EXERCISE INSTRUCTIONS
Please restate the data word for word, leaving out no line.
[[ INPUT FOR THIS TASK, beginning ]]
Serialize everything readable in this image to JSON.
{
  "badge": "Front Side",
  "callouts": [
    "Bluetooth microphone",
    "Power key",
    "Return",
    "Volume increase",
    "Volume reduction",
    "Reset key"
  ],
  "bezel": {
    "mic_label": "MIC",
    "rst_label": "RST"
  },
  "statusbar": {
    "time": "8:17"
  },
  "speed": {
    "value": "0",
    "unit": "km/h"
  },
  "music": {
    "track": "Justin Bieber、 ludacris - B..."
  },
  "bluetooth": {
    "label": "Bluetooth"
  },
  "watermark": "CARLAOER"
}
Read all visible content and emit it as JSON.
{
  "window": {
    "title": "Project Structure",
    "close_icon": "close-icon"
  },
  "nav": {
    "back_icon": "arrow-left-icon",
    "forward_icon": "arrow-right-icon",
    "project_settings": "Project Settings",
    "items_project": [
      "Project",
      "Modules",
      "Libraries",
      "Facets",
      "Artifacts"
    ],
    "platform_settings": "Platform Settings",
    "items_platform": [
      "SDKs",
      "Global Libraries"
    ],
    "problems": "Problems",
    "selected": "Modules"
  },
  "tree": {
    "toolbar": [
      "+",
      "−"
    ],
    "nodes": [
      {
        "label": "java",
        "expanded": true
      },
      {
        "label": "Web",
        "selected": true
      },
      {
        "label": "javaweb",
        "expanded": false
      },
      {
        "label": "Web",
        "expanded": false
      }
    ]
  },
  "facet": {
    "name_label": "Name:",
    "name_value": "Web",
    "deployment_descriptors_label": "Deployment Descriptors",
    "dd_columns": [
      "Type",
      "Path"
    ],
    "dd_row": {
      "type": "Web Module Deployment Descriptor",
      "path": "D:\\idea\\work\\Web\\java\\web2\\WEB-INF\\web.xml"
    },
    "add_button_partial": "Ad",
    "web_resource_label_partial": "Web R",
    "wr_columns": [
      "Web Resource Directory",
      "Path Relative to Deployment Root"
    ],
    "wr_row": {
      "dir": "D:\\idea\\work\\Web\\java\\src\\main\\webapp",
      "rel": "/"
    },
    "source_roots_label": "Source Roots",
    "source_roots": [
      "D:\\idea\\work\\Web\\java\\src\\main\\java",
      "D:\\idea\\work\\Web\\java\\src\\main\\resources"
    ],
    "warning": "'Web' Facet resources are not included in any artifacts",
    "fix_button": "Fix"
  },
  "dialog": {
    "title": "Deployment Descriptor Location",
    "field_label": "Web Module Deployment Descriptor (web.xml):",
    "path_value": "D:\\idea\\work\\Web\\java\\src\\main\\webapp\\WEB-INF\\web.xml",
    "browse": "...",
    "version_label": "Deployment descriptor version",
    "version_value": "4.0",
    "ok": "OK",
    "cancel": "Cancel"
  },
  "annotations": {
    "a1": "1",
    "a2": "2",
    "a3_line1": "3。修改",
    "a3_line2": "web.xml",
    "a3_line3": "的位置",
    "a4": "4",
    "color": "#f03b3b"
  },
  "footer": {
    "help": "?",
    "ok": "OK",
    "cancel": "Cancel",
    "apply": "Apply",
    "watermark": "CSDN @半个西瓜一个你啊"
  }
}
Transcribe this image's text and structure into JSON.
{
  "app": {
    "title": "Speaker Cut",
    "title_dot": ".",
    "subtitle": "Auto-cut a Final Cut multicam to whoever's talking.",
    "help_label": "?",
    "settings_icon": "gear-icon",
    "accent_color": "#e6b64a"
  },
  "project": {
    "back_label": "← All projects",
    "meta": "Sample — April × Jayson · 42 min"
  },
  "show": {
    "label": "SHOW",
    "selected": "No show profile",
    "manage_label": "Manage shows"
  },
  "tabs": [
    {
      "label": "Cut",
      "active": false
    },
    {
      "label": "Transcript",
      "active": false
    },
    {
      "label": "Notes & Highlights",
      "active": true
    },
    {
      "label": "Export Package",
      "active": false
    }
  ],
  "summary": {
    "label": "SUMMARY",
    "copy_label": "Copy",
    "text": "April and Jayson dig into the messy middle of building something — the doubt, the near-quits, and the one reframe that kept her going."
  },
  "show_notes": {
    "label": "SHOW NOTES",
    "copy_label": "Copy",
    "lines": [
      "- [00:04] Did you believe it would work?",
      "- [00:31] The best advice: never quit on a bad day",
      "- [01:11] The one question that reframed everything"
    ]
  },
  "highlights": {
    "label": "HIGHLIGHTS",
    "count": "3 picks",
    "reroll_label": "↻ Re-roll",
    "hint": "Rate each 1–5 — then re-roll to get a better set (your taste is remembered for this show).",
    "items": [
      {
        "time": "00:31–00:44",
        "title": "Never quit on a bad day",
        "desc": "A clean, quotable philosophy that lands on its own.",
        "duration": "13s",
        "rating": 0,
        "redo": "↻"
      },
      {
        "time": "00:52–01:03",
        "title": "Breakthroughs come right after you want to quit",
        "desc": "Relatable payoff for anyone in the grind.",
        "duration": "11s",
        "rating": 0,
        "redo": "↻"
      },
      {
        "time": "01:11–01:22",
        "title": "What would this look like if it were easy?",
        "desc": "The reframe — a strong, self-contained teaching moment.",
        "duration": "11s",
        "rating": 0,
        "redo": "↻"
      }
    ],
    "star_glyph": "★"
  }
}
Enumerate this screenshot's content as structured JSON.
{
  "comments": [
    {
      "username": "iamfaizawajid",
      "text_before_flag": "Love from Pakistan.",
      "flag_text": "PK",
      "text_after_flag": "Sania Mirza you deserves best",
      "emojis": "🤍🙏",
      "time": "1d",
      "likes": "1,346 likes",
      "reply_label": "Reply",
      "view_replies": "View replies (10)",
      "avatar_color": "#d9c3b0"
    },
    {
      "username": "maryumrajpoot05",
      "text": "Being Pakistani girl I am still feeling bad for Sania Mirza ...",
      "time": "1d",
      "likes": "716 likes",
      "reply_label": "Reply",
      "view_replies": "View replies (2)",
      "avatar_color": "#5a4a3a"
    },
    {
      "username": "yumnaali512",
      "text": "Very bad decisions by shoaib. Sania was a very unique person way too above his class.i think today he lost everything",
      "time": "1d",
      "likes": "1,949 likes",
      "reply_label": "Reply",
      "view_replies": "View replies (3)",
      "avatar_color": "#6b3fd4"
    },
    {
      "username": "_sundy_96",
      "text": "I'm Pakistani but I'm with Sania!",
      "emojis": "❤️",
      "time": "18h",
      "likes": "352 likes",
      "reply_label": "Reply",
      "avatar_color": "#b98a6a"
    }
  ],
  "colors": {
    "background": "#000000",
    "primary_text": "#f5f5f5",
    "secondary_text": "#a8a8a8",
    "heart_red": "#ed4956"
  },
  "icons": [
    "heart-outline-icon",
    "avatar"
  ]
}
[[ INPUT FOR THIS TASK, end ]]
SOLUTION TO THIS EXERCISE
Serialize everything readable in this image to JSON.
{
  "badge": "Front Side",
  "callouts": [
    "Bluetooth microphone",
    "Power key",
    "Return",
    "Volume increase",
    "Volume reduction",
    "Reset key"
  ],
  "bezel": {
    "mic_label": "MIC",
    "rst_label": "RST"
  },
  "statusbar": {
    "time": "8:17"
  },
  "speed": {
    "value": "0",
    "unit": "km/h"
  },
  "music": {
    "track": "Justin Bieber、 ludacris - B..."
  },
  "bluetooth": {
    "label": "Bluetooth"
  },
  "watermark": "CARLAOER"
}
Read all visible content and emit it as JSON.
{
  "window": {
    "title": "Project Structure",
    "close_icon": "close-icon"
  },
  "nav": {
    "back_icon": "arrow-left-icon",
    "forward_icon": "arrow-right-icon",
    "project_settings": "Project Settings",
    "items_project": [
      "Project",
      "Modules",
      "Libraries",
      "Facets",
      "Artifacts"
    ],
    "platform_settings": "Platform Settings",
    "items_platform": [
      "SDKs",
      "Global Libraries"
    ],
    "problems": "Problems",
    "selected": "Modules"
  },
  "tree": {
    "toolbar": [
      "+",
      "−"
    ],
    "nodes": [
      {
        "label": "java",
        "expanded": true
      },
      {
        "label": "Web",
        "selected": true
      },
      {
        "label": "javaweb",
        "expanded": false
      },
      {
        "label": "Web",
        "expanded": false
      }
    ]
  },
  "facet": {
    "name_label": "Name:",
    "name_value": "Web",
    "deployment_descriptors_label": "Deployment Descriptors",
    "dd_columns": [
      "Type",
      "Path"
    ],
    "dd_row": {
      "type": "Web Module Deployment Descriptor",
      "path": "D:\\idea\\work\\Web\\java\\web2\\WEB-INF\\web.xml"
    },
    "add_button_partial": "Ad",
    "web_resource_label_partial": "Web R",
    "wr_columns": [
      "Web Resource Directory",
      "Path Relative to Deployment Root"
    ],
    "wr_row": {
      "dir": "D:\\idea\\work\\Web\\java\\src\\main\\webapp",
      "rel": "/"
    },
    "source_roots_label": "Source Roots",
    "source_roots": [
      "D:\\idea\\work\\Web\\java\\src\\main\\java",
      "D:\\idea\\work\\Web\\java\\src\\main\\resources"
    ],
    "warning": "'Web' Facet resources are not included in any artifacts",
    "fix_button": "Fix"
  },
  "dialog": {
    "title": "Deployment Descriptor Location",
    "field_label": "Web Module Deployment Descriptor (web.xml):",
    "path_value": "D:\\idea\\work\\Web\\java\\src\\main\\webapp\\WEB-INF\\web.xml",
    "browse": "...",
    "version_label": "Deployment descriptor version",
    "version_value": "4.0",
    "ok": "OK",
    "cancel": "Cancel"
  },
  "annotations": {
    "a1": "1",
    "a2": "2",
    "a3_line1": "3。修改",
    "a3_line2": "web.xml",
    "a3_line3": "的位置",
    "a4": "4",
    "color": "#f03b3b"
  },
  "footer": {
    "help": "?",
    "ok": "OK",
    "cancel": "Cancel",
    "apply": "Apply",
    "watermark": "CSDN @半个西瓜一个你啊"
  }
}
Transcribe this image's text and structure into JSON.
{
  "app": {
    "title": "Speaker Cut",
    "title_dot": ".",
    "subtitle": "Auto-cut a Final Cut multicam to whoever's talking.",
    "help_label": "?",
    "settings_icon": "gear-icon",
    "accent_color": "#e6b64a"
  },
  "project": {
    "back_label": "← All projects",
    "meta": "Sample — April × Jayson · 42 min"
  },
  "show": {
    "label": "SHOW",
    "selected": "No show profile",
    "manage_label": "Manage shows"
  },
  "tabs": [
    {
      "label": "Cut",
      "active": false
    },
    {
      "label": "Transcript",
      "active": false
    },
    {
      "label": "Notes & Highlights",
      "active": true
    },
    {
      "label": "Export Package",
      "active": false
    }
  ],
  "summary": {
    "label": "SUMMARY",
    "copy_label": "Copy",
    "text": "April and Jayson dig into the messy middle of building something — the doubt, the near-quits, and the one reframe that kept her going."
  },
  "show_notes": {
    "label": "SHOW NOTES",
    "copy_label": "Copy",
    "lines": [
      "- [00:04] Did you believe it would work?",
      "- [00:31] The best advice: never quit on a bad day",
      "- [01:11] The one question that reframed everything"
    ]
  },
  "highlights": {
    "label": "HIGHLIGHTS",
    "count": "3 picks",
    "reroll_label": "↻ Re-roll",
    "hint": "Rate each 1–5 — then re-roll to get a better set (your taste is remembered for this show).",
    "items": [
      {
        "time": "00:31–00:44",
        "title": "Never quit on a bad day",
        "desc": "A clean, quotable philosophy that lands on its own.",
        "duration": "13s",
        "rating": 0,
        "redo": "↻"
      },
      {
        "time": "00:52–01:03",
        "title": "Breakthroughs come right after you want to quit",
        "desc": "Relatable payoff for anyone in the grind.",
        "duration": "11s",
        "rating": 0,
        "redo": "↻"
      },
      {
        "time": "01:11–01:22",
        "title": "What would this look like if it were easy?",
        "desc": "The reframe — a strong, self-contained teaching moment.",
        "duration": "11s",
        "rating": 0,
        "redo": "↻"
      }
    ],
    "star_glyph": "★"
  }
}
Enumerate this screenshot's content as structured JSON.
{
  "comments": [
    {
      "username": "iamfaizawajid",
      "text_before_flag": "Love from Pakistan.",
      "flag_text": "PK",
      "text_after_flag": "Sania Mirza you deserves best",
      "emojis": "🤍🙏",
      "time": "1d",
      "likes": "1,346 likes",
      "reply_label": "Reply",
      "view_replies": "View replies (10)",
      "avatar_color": "#d9c3b0"
    },
    {
      "username": "maryumrajpoot05",
      "text": "Being Pakistani girl I am still feeling bad for Sania Mirza ...",
      "time": "1d",
      "likes": "716 likes",
      "reply_label": "Reply",
      "view_replies": "View replies (2)",
      "avatar_color": "#5a4a3a"
    },
    {
      "username": "yumnaali512",
      "text": "Very bad decisions by shoaib. Sania was a very unique person way too above his class.i think today he lost everything",
      "time": "1d",
      "likes": "1,949 likes",
      "reply_label": "Reply",
      "view_replies": "View replies (3)",
      "avatar_color": "#6b3fd4"
    },
    {
      "username": "_sundy_96",
      "text": "I'm Pakistani but I'm with Sania!",
      "emojis": "❤️",
      "time": "18h",
      "likes": "352 likes",
      "reply_label": "Reply",
      "avatar_color": "#b98a6a"
    }
  ],
  "colors": {
    "background": "#000000",
    "primary_text": "#f5f5f5",
    "secondary_text": "#a8a8a8",
    "heart_red": "#ed4956"
  },
  "icons": [
    "heart-outline-icon",
    "avatar"
  ]
}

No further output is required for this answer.